But Kavanaugh happened. Christine Blasey Ford came forward, followed by Deborah Ramirez. (If you find Avenatti-approved Julie Swetnick credible, include her here too.) The nominee deserves due process, Republicans howled — and it paid off with a Supreme Court seat. Whereas Franken was shoved towards the exit by Gillibrand and others without so much as a committee hearing into the accusations against him. No witness testimony, no consideration of penalties like censure short of expulsion. He had to be sacrificed to show that the Democratic Party “believes all women” or whatever. Even though they palpably don’t.

You can try to distinguish the two cases. Franken had no fewer than eight accusers, four of whom were named and none of whom alleged anything so outlandish as to make them seem dubious like Swetnick did. At a certain number, you might argue, the burden of proof shifts. But you know what Franken-ites will say: He never got a chance to meet that burden of proof in a formal setting. Gillibrand and other Democratic women were too eager to make an example of him before the Senate Ethics Committee got to work. And although Franken had more accusers than Kavanaugh did, all of them consistent in alleging a pattern of behavior, it’s also true that nothing Franken was accused of was as grievous as what Kavanaugh was charged with by Ford.

In the end, though, Gillibrand may have done her party a favor. Getting Franken to quit was the quickest, cleanest way for the matter to end for Democrats. If the same pressure hadn’t been applied, Franken might have fought on and forced his colleagues to take a formal stance on his guilt. How would Elizabeth Warren, Cory Booker, Kamala Harris, and other 2020 hopefuls have handled it if Franken’s accusers had all testified and all seemed credible? Who among them wants to be the liberal to cast a vote that says serial ass-grabbing, while inappropriate, just isn’t serious enough to justify expulsion from the Senate? That’s a defensible position — but not one the Party Of Women would be eager to defend.

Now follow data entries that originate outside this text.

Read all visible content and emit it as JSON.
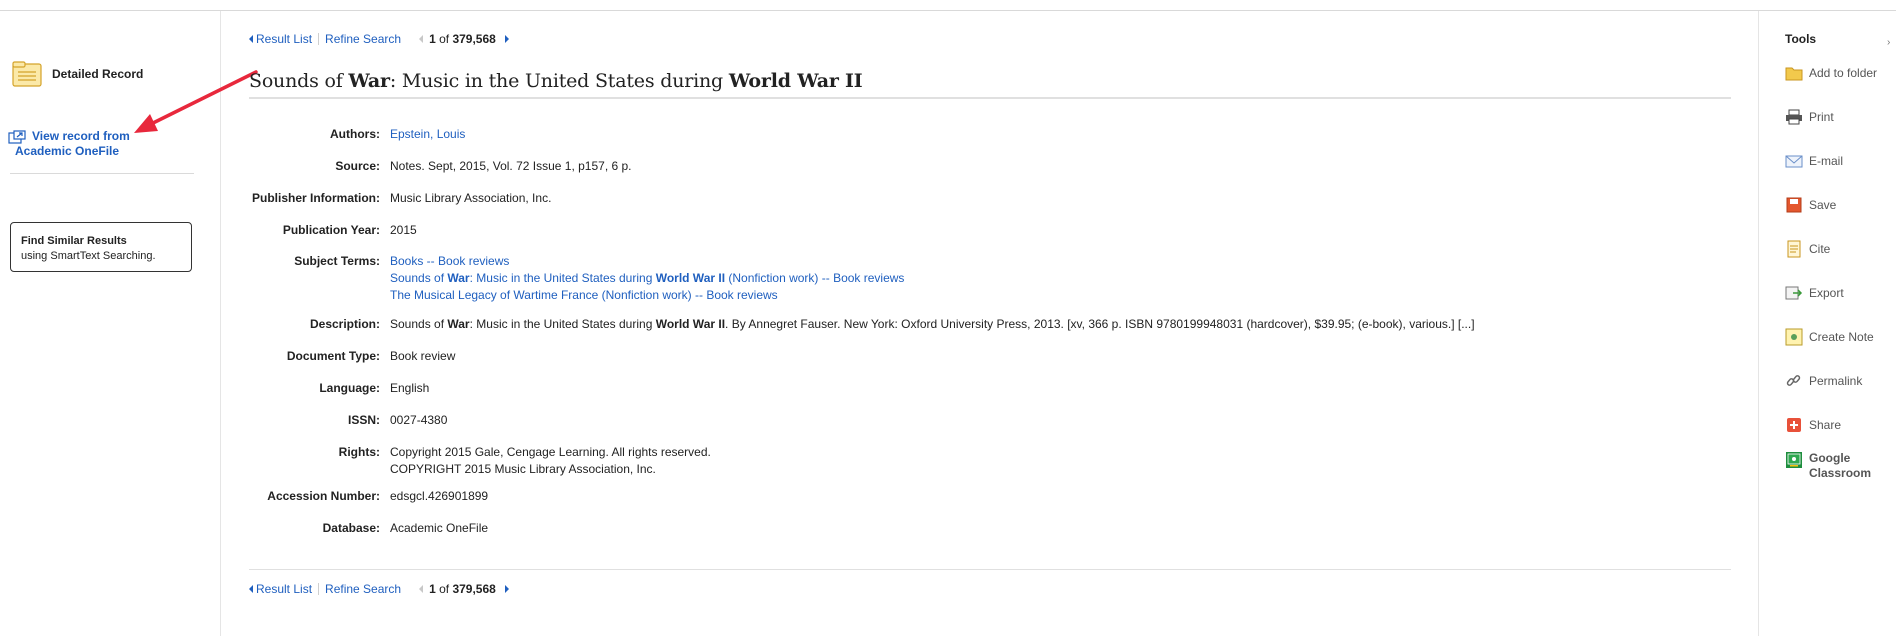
{
  "left": {
    "detailed_record": "Detailed Record",
    "view_record_line1": "View record from",
    "view_record_line2": "Academic OneFile",
    "find_similar_title": "Find Similar Results",
    "find_similar_sub": "using SmartText Searching."
  },
  "nav": {
    "result_list": "Result List",
    "refine_search": "Refine Search",
    "position": "1",
    "of": " of ",
    "total": "379,568"
  },
  "record": {
    "title_1": "Sounds of ",
    "title_2": "War",
    "title_3": ": Music in the United States during ",
    "title_4": "World War II",
    "authors_label": "Authors:",
    "authors": "Epstein, Louis",
    "source_label": "Source:",
    "source": "Notes. Sept, 2015, Vol. 72 Issue 1, p157, 6 p.",
    "publisher_label": "Publisher Information:",
    "publisher": "Music Library Association, Inc.",
    "year_label": "Publication Year:",
    "year": "2015",
    "subjects_label": "Subject Terms:",
    "subject_1": "Books -- Book reviews",
    "subject_2a": "Sounds of ",
    "subject_2b": "War",
    "subject_2c": ": Music in the United States during ",
    "subject_2d": "World War II",
    "subject_2e": " (Nonfiction work) -- Book reviews",
    "subject_3": "The Musical Legacy of Wartime France (Nonfiction work) -- Book reviews",
    "description_label": "Description:",
    "description_a": "Sounds of ",
    "description_b": "War",
    "description_c": ": Music in the United States during ",
    "description_d": "World War II",
    "description_e": ". By Annegret Fauser. New York: Oxford University Press, 2013. [xv, 366 p. ISBN 9780199948031 (hardcover), $39.95; (e-book), various.] [...]",
    "doctype_label": "Document Type:",
    "doctype": "Book review",
    "language_label": "Language:",
    "language": "English",
    "issn_label": "ISSN:",
    "issn": "0027-4380",
    "rights_label": "Rights:",
    "rights_1": "Copyright 2015 Gale, Cengage Learning. All rights reserved.",
    "rights_2": "COPYRIGHT 2015 Music Library Association, Inc.",
    "accession_label": "Accession Number:",
    "accession": "edsgcl.426901899",
    "database_label": "Database:",
    "database": "Academic OneFile"
  },
  "tools": {
    "title": "Tools",
    "add_to_folder": "Add to folder",
    "print": "Print",
    "email": "E-mail",
    "save": "Save",
    "cite": "Cite",
    "export": "Export",
    "create_note": "Create Note",
    "permalink": "Permalink",
    "share": "Share",
    "google_1": "Google",
    "google_2": "Classroom",
    "collapse": "›"
  },
  "colors": {
    "link": "#1f5fbf",
    "arrow": "#e8283c",
    "folder_icon": "#e0b43a"
  }
}
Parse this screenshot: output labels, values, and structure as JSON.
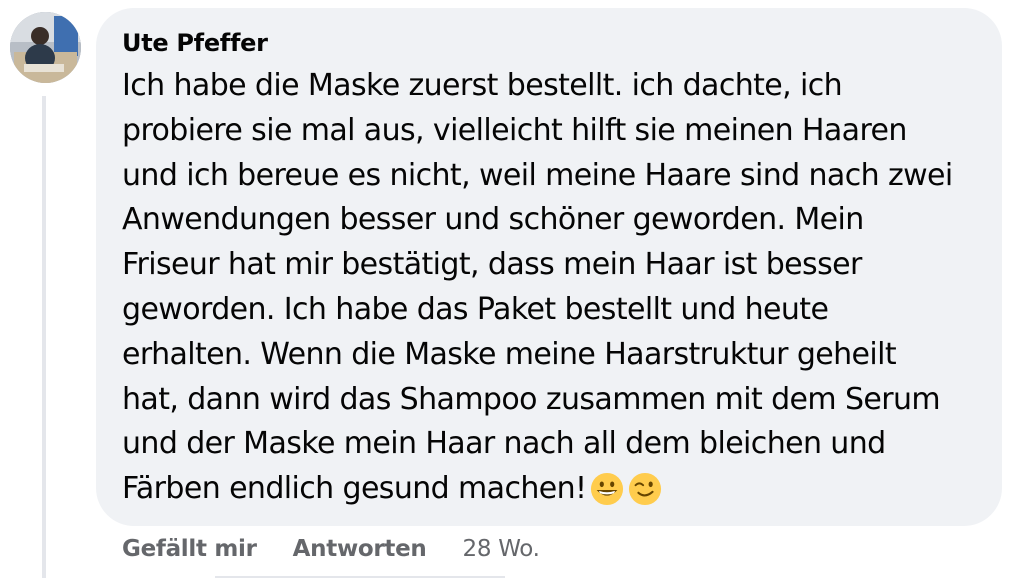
{
  "comment": {
    "author": "Ute Pfeffer",
    "avatar_icon": "profile-photo",
    "lines": [
      "Ich habe die Maske zuerst bestellt. ich dachte, ich",
      "probiere sie mal aus, vielleicht hilft sie meinen Haaren",
      "und ich bereue es nicht, weil meine Haare sind nach zwei",
      "Anwendungen besser und schöner geworden. Mein",
      "Friseur hat mir bestätigt, dass mein Haar ist besser",
      "geworden. Ich habe das Paket bestellt und heute",
      "erhalten. Wenn die Maske meine Haarstruktur geheilt",
      "hat, dann wird das Shampoo zusammen mit dem Serum",
      "und der Maske mein Haar nach all dem bleichen und",
      "Färben endlich gesund machen!"
    ],
    "emojis": [
      "grinning-face",
      "winking-face"
    ]
  },
  "actions": {
    "like_label": "Gefällt mir",
    "reply_label": "Antworten",
    "timestamp": "28 Wo."
  },
  "colors": {
    "bubble": "#f0f2f5",
    "text": "#050505",
    "secondary": "#65676b",
    "emoji": "#ffcc4d"
  }
}
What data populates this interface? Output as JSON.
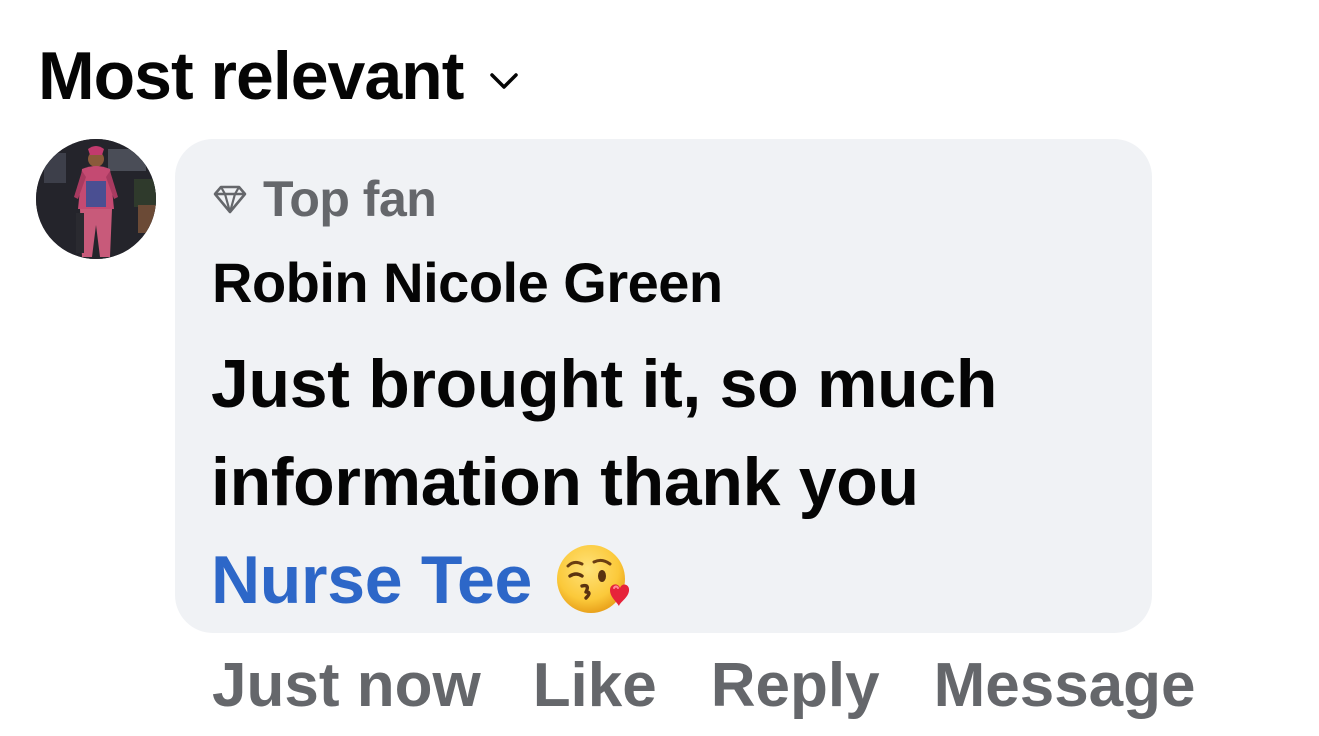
{
  "sort": {
    "label": "Most relevant",
    "chevron_icon": "chevron-down-icon"
  },
  "comment": {
    "avatar_icon": "profile-photo",
    "badge": {
      "icon": "diamond-icon",
      "label": "Top fan"
    },
    "author": "Robin Nicole Green",
    "text": "Just brought it, so much information thank you",
    "mention": "Nurse Tee",
    "emoji": "face-blowing-a-kiss-emoji",
    "bubble_color": "#f0f2f5",
    "mention_color": "#2d67c8"
  },
  "actions": {
    "time": "Just now",
    "like": "Like",
    "reply": "Reply",
    "message": "Message"
  }
}
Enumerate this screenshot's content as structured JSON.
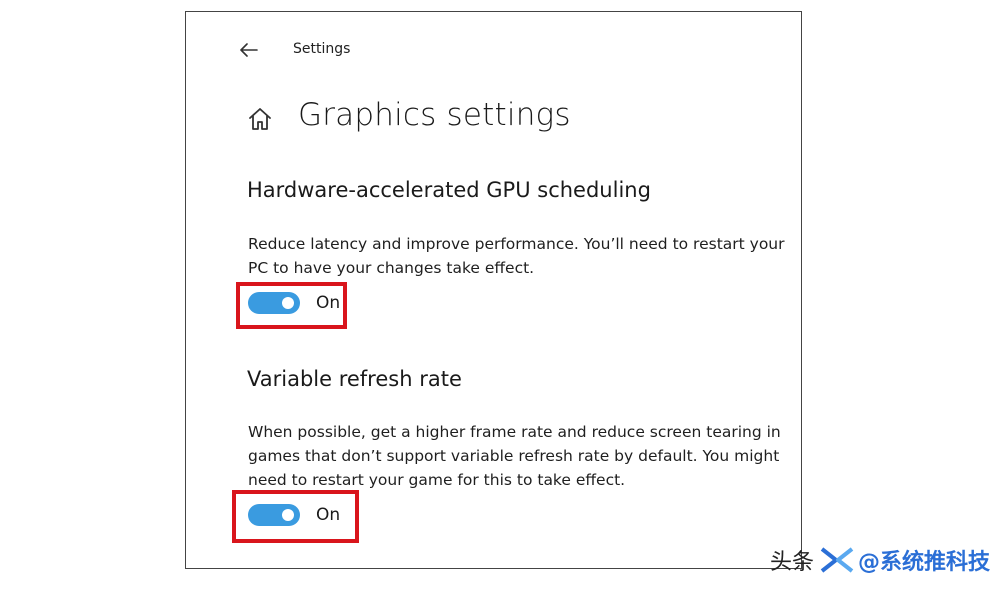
{
  "header": {
    "back_icon": "back-arrow-icon",
    "title": "Settings"
  },
  "page": {
    "home_icon": "home-icon",
    "title": "Graphics settings"
  },
  "sections": [
    {
      "heading": "Hardware-accelerated GPU scheduling",
      "description": "Reduce latency and improve performance. You’ll need to restart your PC to have your changes take effect.",
      "toggle_state": "On",
      "toggle_on": true
    },
    {
      "heading": "Variable refresh rate",
      "description": "When possible, get a higher frame rate and reduce screen tearing in games that don’t support variable refresh rate by default. You might need to restart your game for this to take effect.",
      "toggle_state": "On",
      "toggle_on": true
    }
  ],
  "colors": {
    "toggle_on": "#3a9be0",
    "highlight": "#d9151c",
    "window_border": "#444444"
  },
  "watermark": {
    "prefix": "头条",
    "brand": "@系统推科技"
  }
}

Oh, by the way: In case you’ve forgotten, Gillibrand is an egregious hypocrite about what is and isn’t acceptable behavior towards women among the Democratic politicians she knows. She might be reminded of that in the primary, I think.